→ **WHAT THE TASK REQUIRES**
Gather, from the listing beneath this task, every line holding the string "helpers".

→ **AVAILABLE RECORDS**
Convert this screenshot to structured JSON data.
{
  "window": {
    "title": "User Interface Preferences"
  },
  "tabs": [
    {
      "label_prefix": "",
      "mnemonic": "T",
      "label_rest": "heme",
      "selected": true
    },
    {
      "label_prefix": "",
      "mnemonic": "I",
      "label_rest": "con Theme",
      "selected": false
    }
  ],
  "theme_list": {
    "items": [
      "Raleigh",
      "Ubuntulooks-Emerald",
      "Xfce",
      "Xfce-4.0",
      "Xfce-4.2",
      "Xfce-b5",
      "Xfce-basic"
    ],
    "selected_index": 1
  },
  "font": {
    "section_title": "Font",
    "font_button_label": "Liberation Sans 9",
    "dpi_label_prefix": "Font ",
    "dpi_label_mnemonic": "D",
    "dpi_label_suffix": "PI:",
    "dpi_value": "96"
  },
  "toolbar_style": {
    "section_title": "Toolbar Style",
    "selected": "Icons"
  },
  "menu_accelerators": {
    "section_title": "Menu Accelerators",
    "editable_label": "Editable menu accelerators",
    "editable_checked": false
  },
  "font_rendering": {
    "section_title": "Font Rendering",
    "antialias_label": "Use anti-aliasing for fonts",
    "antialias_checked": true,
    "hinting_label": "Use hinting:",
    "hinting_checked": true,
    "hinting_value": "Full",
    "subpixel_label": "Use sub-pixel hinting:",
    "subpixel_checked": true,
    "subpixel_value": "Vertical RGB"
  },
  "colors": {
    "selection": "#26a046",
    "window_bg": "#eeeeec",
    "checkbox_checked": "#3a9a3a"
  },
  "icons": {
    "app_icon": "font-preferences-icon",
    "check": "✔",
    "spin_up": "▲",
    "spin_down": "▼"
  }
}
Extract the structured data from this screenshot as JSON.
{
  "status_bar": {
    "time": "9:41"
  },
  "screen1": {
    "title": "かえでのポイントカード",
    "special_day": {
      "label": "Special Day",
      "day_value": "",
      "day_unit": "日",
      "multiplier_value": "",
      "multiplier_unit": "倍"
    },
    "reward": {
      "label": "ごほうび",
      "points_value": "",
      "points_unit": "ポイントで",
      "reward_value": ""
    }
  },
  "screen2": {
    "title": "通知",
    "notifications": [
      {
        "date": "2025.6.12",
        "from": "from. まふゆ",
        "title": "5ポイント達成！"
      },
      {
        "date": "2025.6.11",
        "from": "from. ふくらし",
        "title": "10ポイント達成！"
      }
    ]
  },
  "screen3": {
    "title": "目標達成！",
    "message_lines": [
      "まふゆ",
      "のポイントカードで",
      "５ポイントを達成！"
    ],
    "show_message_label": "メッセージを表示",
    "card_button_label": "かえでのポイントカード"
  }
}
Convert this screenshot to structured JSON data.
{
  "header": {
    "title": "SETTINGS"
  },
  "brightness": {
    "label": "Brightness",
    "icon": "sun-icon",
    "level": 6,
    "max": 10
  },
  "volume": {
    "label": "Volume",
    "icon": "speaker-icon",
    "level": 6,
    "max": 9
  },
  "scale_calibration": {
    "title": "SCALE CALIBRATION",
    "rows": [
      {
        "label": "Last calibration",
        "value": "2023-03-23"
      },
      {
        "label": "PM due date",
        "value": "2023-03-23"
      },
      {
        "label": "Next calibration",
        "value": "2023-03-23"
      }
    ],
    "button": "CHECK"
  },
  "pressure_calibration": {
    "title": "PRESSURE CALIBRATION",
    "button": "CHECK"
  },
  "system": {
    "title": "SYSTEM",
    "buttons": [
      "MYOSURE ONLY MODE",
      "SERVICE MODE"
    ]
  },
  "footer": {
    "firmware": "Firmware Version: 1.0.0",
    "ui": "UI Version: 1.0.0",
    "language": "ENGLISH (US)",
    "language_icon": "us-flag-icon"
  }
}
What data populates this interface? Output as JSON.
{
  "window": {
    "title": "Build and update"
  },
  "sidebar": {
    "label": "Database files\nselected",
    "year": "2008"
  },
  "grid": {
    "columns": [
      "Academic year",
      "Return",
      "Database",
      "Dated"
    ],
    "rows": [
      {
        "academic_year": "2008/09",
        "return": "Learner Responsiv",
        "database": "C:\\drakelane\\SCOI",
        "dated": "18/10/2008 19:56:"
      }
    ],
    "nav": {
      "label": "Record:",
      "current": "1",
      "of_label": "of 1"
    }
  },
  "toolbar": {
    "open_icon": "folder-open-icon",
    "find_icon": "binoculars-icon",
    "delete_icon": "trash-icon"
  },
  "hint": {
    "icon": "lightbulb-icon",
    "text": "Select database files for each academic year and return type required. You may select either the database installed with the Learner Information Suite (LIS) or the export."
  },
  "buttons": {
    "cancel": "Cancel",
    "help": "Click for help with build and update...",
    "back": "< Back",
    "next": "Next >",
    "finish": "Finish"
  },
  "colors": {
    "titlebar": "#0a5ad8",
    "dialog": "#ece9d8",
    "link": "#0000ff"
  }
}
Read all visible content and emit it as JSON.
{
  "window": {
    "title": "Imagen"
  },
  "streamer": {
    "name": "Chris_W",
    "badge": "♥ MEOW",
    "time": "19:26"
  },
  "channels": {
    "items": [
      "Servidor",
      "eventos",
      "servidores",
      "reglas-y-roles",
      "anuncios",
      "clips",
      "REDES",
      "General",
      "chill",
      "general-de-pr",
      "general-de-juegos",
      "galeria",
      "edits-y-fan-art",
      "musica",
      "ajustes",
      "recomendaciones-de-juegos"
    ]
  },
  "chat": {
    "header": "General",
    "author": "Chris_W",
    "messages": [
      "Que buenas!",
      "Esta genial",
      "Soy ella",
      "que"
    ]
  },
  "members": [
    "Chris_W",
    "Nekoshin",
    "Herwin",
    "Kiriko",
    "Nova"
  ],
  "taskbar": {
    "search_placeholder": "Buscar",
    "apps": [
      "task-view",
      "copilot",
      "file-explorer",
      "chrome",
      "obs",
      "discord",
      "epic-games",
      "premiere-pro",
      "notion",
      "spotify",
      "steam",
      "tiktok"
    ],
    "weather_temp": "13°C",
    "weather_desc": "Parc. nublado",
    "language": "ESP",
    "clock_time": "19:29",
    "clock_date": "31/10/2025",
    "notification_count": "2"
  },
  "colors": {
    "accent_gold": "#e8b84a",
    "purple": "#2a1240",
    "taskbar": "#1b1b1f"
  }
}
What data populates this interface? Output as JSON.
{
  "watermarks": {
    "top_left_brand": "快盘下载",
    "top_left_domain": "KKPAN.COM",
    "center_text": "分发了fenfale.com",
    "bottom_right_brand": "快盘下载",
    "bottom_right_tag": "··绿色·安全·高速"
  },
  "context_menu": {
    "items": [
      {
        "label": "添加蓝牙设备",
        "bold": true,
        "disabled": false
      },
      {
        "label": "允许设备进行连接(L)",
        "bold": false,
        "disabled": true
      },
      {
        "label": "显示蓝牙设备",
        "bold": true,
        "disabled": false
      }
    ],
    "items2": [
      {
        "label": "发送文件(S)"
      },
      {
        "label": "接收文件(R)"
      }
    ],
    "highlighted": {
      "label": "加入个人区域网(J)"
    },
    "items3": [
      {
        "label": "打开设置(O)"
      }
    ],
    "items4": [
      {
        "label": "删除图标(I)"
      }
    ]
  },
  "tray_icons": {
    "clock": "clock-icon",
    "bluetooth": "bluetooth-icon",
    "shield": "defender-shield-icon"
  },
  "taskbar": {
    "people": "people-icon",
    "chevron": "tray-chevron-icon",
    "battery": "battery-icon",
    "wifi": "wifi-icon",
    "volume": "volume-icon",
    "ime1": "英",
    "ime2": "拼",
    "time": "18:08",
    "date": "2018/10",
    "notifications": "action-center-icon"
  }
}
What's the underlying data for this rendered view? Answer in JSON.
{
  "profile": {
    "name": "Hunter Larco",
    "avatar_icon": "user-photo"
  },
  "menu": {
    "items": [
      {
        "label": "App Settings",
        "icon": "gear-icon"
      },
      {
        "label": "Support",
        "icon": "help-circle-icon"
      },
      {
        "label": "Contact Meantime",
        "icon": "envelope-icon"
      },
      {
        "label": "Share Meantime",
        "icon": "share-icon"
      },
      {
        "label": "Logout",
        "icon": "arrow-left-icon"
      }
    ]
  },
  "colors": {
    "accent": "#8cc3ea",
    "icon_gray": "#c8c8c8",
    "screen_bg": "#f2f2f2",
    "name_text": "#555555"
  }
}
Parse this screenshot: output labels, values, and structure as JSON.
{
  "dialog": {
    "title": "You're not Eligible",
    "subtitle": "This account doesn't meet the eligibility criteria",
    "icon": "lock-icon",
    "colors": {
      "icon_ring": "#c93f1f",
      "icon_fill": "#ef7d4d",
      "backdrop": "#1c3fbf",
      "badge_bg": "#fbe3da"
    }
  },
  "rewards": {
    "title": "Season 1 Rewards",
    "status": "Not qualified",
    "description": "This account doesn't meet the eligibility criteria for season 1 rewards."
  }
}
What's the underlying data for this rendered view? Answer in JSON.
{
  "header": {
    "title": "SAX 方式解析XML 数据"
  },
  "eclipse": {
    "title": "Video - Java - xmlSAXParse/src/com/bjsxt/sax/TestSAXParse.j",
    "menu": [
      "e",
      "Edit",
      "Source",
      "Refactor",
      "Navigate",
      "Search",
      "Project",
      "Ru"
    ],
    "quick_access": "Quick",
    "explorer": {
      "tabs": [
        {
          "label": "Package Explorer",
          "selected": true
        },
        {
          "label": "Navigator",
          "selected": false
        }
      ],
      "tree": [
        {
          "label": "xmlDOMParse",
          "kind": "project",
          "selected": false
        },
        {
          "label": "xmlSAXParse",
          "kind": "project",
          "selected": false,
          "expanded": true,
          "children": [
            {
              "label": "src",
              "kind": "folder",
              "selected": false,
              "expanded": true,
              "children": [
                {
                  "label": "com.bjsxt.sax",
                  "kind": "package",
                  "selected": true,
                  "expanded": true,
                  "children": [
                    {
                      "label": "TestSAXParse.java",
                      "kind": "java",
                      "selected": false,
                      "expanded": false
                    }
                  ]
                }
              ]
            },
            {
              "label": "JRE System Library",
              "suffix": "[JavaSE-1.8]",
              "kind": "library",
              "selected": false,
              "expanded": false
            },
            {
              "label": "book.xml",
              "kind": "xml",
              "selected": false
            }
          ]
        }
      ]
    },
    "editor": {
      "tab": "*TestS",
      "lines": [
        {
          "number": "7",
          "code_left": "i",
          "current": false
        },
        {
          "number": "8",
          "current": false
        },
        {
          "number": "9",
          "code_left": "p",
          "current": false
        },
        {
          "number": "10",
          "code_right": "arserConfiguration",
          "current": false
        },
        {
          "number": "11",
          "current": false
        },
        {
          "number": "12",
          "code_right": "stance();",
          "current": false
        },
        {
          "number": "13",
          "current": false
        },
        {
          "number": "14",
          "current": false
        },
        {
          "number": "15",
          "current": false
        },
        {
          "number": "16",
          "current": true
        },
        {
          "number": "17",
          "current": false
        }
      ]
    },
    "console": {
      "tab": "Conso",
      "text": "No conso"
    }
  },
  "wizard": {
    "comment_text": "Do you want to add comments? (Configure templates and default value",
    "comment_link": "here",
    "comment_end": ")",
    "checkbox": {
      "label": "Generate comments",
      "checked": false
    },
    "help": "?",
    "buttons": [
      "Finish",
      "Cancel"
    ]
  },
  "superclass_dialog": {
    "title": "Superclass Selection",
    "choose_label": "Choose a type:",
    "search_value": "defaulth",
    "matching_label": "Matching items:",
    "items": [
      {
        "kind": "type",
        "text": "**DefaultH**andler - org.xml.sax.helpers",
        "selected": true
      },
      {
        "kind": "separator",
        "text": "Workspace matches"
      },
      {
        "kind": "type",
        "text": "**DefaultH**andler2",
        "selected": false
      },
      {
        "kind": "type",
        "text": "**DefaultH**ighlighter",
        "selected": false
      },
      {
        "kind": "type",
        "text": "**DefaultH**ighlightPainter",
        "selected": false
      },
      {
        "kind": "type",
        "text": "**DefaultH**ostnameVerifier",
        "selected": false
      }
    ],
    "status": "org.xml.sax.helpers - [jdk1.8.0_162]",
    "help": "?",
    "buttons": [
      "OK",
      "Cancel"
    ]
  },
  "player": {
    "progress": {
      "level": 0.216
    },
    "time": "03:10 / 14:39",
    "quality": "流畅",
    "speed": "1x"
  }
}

→ **WRITTEN ANSWER**
        "text": "**DefaultH**andler - org.xml.sax.helpers",
    "status": "org.xml.sax.helpers - [jdk1.8.0_162]",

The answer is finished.